Recorded data:
== Segment start ==

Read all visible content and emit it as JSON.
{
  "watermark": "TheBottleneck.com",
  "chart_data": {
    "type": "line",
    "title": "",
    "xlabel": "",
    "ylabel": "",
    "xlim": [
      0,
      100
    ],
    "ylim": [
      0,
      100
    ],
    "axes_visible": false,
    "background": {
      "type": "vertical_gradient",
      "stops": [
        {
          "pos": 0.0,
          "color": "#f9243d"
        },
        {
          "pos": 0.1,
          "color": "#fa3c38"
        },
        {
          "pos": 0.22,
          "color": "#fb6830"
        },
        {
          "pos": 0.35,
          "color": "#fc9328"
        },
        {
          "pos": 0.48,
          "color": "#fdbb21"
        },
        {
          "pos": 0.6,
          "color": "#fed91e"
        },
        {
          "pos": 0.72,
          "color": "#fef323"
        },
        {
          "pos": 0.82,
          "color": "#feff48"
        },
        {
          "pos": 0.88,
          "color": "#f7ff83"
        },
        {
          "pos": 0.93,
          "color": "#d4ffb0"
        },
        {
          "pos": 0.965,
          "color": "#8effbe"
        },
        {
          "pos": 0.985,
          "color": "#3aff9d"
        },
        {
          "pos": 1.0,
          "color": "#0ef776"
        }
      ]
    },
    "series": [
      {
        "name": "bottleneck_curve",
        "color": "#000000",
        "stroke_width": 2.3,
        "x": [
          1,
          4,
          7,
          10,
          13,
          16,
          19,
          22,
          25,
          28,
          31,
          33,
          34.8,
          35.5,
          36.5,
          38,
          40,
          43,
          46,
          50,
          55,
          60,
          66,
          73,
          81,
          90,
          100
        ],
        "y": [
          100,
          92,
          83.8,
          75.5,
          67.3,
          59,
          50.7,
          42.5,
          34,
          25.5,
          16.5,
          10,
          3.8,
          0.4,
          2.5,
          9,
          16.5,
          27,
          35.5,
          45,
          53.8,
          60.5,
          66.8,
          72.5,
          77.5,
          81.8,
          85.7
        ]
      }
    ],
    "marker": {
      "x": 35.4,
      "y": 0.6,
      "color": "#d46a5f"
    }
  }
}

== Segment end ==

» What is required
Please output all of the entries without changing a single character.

» Task output
Read all visible content and emit it as JSON.
{
  "watermark": "TheBottleneck.com",
  "chart_data": {
    "type": "line",
    "title": "",
    "xlabel": "",
    "ylabel": "",
    "xlim": [
      0,
      100
    ],
    "ylim": [
      0,
      100
    ],
    "axes_visible": false,
    "background": {
      "type": "vertical_gradient",
      "stops": [
        {
          "pos": 0.0,
          "color": "#f9243d"
        },
        {
          "pos": 0.1,
          "color": "#fa3c38"
        },
        {
          "pos": 0.22,
          "color": "#fb6830"
        },
        {
          "pos": 0.35,
          "color": "#fc9328"
        },
        {
          "pos": 0.48,
          "color": "#fdbb21"
        },
        {
          "pos": 0.6,
          "color": "#fed91e"
        },
        {
          "pos": 0.72,
          "color": "#fef323"
        },
        {
          "pos": 0.82,
          "color": "#feff48"
        },
        {
          "pos": 0.88,
          "color": "#f7ff83"
        },
        {
          "pos": 0.93,
          "color": "#d4ffb0"
        },
        {
          "pos": 0.965,
          "color": "#8effbe"
        },
        {
          "pos": 0.985,
          "color": "#3aff9d"
        },
        {
          "pos": 1.0,
          "color": "#0ef776"
        }
      ]
    },
    "series": [
      {
        "name": "bottleneck_curve",
        "color": "#000000",
        "stroke_width": 2.3,
        "x": [
          1,
          4,
          7,
          10,
          13,
          16,
          19,
          22,
          25,
          28,
          31,
          33,
          34.8,
          35.5,
          36.5,
          38,
          40,
          43,
          46,
          50,
          55,
          60,
          66,
          73,
          81,
          90,
          100
        ],
        "y": [
          100,
          92,
          83.8,
          75.5,
          67.3,
          59,
          50.7,
          42.5,
          34,
          25.5,
          16.5,
          10,
          3.8,
          0.4,
          2.5,
          9,
          16.5,
          27,
          35.5,
          45,
          53.8,
          60.5,
          66.8,
          72.5,
          77.5,
          81.8,
          85.7
        ]
      }
    ],
    "marker": {
      "x": 35.4,
      "y": 0.6,
      "color": "#d46a5f"
    }
  }
}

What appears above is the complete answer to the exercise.